Page and application data records
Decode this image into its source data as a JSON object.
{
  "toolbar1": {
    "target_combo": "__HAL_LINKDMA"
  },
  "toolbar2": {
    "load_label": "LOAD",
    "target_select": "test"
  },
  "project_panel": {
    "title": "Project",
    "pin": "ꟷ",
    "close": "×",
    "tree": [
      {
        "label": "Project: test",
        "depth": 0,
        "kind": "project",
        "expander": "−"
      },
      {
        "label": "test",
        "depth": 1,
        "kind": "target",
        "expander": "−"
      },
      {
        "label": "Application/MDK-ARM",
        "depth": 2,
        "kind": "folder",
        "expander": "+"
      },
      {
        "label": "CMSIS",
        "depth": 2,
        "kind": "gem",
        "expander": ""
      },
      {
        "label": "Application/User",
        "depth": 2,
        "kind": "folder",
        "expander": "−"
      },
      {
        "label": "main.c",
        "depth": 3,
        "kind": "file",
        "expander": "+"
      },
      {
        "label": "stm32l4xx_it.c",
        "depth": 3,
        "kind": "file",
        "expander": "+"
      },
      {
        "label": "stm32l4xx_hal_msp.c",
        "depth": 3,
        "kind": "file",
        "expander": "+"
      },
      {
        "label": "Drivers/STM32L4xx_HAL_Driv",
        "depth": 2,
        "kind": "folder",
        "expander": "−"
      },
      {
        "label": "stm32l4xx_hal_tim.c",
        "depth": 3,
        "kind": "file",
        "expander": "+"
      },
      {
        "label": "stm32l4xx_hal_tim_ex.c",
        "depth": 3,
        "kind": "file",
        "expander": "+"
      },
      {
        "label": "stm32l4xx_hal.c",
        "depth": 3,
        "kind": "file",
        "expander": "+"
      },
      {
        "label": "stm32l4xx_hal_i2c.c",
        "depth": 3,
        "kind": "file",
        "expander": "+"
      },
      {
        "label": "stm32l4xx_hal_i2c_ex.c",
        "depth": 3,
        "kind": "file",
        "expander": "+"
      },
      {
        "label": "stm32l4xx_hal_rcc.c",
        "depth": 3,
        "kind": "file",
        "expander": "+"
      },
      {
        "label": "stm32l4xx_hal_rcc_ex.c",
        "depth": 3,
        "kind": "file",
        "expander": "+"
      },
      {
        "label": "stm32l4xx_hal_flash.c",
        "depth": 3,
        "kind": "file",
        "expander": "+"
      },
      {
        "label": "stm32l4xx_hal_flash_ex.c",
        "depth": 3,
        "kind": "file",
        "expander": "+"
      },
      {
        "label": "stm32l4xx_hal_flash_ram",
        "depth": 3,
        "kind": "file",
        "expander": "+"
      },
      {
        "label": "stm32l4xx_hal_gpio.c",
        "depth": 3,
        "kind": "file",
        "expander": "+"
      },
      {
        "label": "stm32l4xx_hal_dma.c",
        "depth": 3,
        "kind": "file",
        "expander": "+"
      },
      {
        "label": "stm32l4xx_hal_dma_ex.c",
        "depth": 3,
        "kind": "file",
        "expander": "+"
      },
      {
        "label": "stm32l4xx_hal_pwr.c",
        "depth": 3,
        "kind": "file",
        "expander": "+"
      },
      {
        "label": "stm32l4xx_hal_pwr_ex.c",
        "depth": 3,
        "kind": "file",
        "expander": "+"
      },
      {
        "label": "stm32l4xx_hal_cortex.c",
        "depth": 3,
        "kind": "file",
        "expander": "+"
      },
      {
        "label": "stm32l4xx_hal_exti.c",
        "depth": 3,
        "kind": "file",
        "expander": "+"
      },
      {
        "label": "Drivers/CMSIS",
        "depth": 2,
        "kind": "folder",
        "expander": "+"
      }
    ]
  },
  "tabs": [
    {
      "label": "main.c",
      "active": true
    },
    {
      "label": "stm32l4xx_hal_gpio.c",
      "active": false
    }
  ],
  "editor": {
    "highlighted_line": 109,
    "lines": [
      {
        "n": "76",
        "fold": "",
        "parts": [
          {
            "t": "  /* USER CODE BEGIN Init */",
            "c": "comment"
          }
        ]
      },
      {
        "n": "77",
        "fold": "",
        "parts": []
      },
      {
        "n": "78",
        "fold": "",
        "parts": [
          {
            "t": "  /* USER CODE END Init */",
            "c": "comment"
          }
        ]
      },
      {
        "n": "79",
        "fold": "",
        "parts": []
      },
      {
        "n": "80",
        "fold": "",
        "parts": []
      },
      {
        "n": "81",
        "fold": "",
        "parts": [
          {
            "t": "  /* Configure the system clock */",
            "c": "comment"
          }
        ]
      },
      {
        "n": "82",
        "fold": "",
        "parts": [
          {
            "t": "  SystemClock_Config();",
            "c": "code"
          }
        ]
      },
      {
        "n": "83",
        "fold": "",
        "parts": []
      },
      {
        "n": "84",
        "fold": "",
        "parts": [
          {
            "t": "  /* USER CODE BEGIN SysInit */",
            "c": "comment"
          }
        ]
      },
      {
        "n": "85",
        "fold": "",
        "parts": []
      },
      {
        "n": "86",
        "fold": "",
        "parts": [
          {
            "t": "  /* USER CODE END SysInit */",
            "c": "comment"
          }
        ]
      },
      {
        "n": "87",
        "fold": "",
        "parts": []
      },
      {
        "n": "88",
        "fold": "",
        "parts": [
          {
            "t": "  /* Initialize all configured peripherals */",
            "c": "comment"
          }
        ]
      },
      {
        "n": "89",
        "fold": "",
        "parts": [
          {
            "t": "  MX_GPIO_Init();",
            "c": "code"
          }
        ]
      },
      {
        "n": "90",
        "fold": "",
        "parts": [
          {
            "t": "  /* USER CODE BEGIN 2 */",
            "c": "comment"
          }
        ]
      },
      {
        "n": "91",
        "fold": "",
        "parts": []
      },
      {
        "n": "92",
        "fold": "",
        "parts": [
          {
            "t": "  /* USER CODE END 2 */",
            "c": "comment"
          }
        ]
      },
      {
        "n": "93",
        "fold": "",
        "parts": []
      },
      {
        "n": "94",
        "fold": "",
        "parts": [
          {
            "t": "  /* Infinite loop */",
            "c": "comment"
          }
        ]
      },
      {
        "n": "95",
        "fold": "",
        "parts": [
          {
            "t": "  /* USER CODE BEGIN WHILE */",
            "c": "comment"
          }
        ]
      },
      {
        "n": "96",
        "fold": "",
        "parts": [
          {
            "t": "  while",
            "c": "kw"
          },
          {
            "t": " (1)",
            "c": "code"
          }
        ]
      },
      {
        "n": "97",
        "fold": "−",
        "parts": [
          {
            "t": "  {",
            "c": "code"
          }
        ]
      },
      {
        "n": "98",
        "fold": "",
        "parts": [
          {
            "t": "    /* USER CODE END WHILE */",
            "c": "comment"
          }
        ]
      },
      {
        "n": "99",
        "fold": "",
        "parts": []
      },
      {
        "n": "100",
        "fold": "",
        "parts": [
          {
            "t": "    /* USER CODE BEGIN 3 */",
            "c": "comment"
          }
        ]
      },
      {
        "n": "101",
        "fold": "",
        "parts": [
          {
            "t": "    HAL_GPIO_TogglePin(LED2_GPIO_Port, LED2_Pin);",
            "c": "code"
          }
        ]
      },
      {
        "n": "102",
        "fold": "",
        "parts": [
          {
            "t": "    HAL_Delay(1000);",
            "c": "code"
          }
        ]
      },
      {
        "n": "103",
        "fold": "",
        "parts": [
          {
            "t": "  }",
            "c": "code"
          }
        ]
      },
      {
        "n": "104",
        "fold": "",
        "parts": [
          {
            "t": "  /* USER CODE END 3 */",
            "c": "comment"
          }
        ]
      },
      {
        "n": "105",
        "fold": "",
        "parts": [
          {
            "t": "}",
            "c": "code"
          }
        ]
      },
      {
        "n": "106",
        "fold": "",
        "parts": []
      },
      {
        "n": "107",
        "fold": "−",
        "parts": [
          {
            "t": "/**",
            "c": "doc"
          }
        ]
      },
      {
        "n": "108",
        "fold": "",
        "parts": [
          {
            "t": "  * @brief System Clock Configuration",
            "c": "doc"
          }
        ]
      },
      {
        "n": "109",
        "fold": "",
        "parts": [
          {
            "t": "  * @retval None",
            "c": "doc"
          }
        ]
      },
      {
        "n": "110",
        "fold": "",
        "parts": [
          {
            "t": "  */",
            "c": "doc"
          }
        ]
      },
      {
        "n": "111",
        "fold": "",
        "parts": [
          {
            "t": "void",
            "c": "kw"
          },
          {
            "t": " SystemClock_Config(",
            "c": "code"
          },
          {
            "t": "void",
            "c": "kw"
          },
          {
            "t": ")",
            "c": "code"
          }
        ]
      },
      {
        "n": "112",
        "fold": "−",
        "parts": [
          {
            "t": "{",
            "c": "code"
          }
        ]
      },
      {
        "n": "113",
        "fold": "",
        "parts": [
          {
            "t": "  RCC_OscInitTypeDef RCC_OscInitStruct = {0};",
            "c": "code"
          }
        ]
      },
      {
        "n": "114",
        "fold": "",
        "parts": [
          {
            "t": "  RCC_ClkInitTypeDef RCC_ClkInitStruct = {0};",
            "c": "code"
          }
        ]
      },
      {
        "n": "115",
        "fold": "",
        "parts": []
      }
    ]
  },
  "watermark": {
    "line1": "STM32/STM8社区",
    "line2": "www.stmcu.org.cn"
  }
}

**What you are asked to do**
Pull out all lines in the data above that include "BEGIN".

**Written answer**
            "t": "  /* USER CODE BEGIN Init */",
            "t": "  /* USER CODE BEGIN SysInit */",
            "t": "  /* USER CODE BEGIN 2 */",
            "t": "  /* USER CODE BEGIN WHILE */",
            "t": "    /* USER CODE BEGIN 3 */",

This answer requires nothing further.